In addition site investigation will often include subsurface sampling and laboratory testing of the soil samples retrieved. The digging of test pits and trenching (particularly for locating faults and slide planes may also be used to learn about soil conditions at depth. Large diameter borings are rarely used due to safety concerns and expense, but are sometimes used to allow a geologist or engineer to be lowered into the borehole for direct visual and manual examination of the soil and rock stratigraphy.
A variety of soil samplers exist to meet the needs of different engineering projects. The standard penetration test (SPT), which uses a thick-walled split spoon sampler, is the most common way to collect disturbed samples. Piston samplers, employing a thin-walled tube, are most commonly used for the collection of less disturbed samples. More advanced methods, such as ground freezing and the Sherbrooke block sampler, are superior, but even more expensive.
Atterberg limits tests, water content measurements, and grain size analysis, for example, may be performed on disturbed samples obtained from thick walled soil samplers. Properties such as shear strength, stiffness hydraulic conductivity, and coefficient of consolidation may be significantly altered by sample disturbance. To measure these properties in the laboratory, high quality sampling would required. Common tests to measure the strength and stiffness include the triaxial shear, unconfined compression test.
Surface exploration can include geologic mapping, geophysical methods, and photogrammetry, or it can be as simple as an engineer walking around on the site to observe the physical conditions at the site. Geologic mapping and interpretation of geomorphology is typically completed in consultation with a geologist or engineering geologist.
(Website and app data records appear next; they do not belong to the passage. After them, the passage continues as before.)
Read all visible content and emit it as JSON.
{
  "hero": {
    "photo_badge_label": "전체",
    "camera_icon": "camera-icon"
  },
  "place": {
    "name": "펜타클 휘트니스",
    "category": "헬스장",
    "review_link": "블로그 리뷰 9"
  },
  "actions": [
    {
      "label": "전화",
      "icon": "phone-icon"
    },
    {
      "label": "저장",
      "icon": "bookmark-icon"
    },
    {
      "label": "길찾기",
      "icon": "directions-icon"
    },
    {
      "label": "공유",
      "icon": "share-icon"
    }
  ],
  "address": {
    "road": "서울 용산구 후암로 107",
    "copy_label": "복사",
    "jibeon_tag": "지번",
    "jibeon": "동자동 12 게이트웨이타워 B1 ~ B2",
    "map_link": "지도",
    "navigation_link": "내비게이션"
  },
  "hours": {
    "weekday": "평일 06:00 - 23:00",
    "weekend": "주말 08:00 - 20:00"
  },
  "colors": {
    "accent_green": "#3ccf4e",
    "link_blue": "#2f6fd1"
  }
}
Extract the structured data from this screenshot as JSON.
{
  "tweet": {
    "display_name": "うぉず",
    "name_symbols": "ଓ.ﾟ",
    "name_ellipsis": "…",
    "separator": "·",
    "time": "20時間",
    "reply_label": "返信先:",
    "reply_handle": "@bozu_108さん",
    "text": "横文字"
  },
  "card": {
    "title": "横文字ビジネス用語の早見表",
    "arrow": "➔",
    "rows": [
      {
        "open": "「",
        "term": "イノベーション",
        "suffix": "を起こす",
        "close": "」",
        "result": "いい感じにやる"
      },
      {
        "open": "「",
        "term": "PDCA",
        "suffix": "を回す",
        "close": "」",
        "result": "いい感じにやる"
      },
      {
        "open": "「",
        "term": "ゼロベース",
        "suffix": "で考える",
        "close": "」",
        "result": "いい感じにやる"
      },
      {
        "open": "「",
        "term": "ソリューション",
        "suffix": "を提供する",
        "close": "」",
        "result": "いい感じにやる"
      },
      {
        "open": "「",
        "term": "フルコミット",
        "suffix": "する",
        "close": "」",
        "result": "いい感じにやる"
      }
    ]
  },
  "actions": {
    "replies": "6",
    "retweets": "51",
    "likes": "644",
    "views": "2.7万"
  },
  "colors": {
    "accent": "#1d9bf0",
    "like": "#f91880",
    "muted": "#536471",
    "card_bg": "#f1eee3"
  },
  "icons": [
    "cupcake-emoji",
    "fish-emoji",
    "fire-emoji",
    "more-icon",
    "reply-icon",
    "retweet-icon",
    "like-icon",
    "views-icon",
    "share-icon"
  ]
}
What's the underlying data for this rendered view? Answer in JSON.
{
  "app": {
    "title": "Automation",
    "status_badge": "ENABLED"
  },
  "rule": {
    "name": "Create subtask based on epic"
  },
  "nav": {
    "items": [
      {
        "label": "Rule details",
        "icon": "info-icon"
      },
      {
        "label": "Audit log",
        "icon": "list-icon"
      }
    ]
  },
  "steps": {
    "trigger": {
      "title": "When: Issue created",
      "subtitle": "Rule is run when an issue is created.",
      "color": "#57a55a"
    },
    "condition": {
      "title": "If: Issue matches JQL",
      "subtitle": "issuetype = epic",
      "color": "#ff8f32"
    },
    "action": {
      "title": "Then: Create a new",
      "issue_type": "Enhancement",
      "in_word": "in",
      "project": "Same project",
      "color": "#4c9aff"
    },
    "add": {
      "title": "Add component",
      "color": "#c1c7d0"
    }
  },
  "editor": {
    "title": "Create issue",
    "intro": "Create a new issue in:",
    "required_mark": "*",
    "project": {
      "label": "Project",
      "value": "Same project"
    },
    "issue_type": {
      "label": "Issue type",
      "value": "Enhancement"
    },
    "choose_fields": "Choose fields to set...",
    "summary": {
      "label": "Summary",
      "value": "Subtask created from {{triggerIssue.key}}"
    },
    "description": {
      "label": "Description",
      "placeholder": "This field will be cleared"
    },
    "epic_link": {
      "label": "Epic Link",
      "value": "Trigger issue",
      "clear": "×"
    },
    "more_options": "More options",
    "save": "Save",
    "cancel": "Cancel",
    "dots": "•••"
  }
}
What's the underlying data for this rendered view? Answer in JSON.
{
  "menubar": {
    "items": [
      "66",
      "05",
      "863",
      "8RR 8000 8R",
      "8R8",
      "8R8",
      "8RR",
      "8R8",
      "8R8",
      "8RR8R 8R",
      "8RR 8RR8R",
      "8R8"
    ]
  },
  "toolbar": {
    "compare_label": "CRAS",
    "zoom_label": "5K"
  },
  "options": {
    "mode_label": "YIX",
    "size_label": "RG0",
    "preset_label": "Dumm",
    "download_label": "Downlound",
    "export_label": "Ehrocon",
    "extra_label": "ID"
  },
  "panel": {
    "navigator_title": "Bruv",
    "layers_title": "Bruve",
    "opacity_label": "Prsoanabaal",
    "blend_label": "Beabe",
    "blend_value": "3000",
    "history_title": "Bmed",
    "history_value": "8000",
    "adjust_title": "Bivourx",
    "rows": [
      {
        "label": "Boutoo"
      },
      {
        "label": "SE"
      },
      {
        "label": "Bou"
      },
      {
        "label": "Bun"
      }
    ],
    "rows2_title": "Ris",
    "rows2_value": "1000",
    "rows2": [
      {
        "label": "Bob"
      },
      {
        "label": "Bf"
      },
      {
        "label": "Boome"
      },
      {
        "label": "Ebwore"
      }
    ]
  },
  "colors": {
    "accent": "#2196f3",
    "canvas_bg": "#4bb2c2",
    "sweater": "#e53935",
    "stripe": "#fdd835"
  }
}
Geophysical exploration is also sometimes used; geophysical techniques used for subsurface exploration include measurement of seismic waves (pressure, shear, and Rayleigh waves), using surface-wave methods and/or downhole methods, and electromagnetic surveys (magnetometer, resistivity, and ground-penetrating radar).